[EXERCISE]
If a line includes "Edit", copy it out of the entries.

[RECORDS SHOWN]
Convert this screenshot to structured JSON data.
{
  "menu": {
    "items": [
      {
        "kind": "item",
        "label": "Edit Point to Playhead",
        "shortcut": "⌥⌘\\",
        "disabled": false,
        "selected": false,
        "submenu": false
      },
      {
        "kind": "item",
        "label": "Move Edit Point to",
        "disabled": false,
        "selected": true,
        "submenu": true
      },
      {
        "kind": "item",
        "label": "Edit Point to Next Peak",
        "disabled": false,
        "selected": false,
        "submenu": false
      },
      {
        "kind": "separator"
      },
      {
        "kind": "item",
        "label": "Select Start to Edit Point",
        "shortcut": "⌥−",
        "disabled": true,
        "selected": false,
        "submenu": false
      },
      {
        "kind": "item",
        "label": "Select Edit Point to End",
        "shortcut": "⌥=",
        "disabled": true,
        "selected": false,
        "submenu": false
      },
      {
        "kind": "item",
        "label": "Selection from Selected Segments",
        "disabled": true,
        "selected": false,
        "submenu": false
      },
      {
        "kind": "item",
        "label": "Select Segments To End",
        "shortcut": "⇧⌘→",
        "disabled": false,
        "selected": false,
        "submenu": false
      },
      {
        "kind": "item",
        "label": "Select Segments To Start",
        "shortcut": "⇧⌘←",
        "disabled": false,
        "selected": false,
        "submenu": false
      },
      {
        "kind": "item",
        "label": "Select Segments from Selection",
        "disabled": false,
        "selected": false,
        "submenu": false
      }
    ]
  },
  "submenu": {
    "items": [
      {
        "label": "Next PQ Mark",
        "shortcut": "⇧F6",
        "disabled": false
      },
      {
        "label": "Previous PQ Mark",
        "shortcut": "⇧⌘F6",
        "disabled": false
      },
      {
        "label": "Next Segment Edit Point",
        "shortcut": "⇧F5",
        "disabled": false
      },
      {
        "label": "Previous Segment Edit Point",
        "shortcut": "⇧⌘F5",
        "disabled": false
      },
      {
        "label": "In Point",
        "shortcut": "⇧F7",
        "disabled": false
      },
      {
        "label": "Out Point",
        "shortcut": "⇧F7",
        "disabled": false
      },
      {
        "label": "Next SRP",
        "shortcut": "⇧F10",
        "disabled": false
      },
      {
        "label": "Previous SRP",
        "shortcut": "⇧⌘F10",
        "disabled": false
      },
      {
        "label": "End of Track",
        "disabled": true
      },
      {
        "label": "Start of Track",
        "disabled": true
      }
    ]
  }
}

[WRITTEN RESPONSE]
        "label": "Edit Point to Playhead",
        "label": "Move Edit Point to",
        "label": "Edit Point to Next Peak",
        "label": "Select Start to Edit Point",
        "label": "Select Edit Point to End",
        "label": "Next Segment Edit Point",
        "label": "Previous Segment Edit Point",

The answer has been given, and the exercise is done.